Medicare is an entitlement program. This means that if you have worked and paid into the system by way of deductions from your paycheck, generally you’re entitled to receive Medicare health insurance when you retire (or reach retirement age) and begin receiving social security benefits. Medicare Part A covers hospitalization; Part B covers bills from doctors and other providers you see on an outpatient basis.
Medicaid is a means-tested program that’s meant for people with limited resources and limited monthly income. To be eligible for Medicaid in 2017, you generally can’t have more than $14,850 in assets (with limited exceptions). If you have more than $14,850 in assets, you may be able to implement planning to become eligible to receive Medicaid. We help clients with Medicaid eligibility in our office.
Do Medicare and Medicaid cover long-term care or home health care?

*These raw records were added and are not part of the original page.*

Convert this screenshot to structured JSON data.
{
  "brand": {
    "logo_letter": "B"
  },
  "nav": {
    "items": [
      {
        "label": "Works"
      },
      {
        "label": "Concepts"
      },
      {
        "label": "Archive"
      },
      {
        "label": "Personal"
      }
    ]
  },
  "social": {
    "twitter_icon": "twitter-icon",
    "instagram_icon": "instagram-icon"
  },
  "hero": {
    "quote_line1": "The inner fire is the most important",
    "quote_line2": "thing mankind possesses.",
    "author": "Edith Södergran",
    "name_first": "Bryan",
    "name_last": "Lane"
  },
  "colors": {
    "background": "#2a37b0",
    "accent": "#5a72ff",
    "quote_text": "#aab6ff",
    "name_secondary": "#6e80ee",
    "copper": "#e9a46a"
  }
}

Medicare does not cover long-term care either at home or in a nursing home. As noted above, it covers hospitalization. It also covers short-term rehabilitation (up to 100 days). Even if you need rehabilitation beyond 100 days, Medicare will not cover it; to pay for that care, you will have to pay for it yourself, pay for it via separate long-term care insurance benefits, or apply for Medicaid benefits.
Medicare also doesn’t cover home care beyond a short period (typically two weeks) following a hospitalization. By contrast, Medicaid can cover long-term care at home.
If you or someone you know is or may be in need of long-term care, or you are concerned about protecting your assets from a long-term illness, planning in advance is critical to preserve their dignity and protect assets.
Contact Russo Law Group, P.C. at 800-680-1717.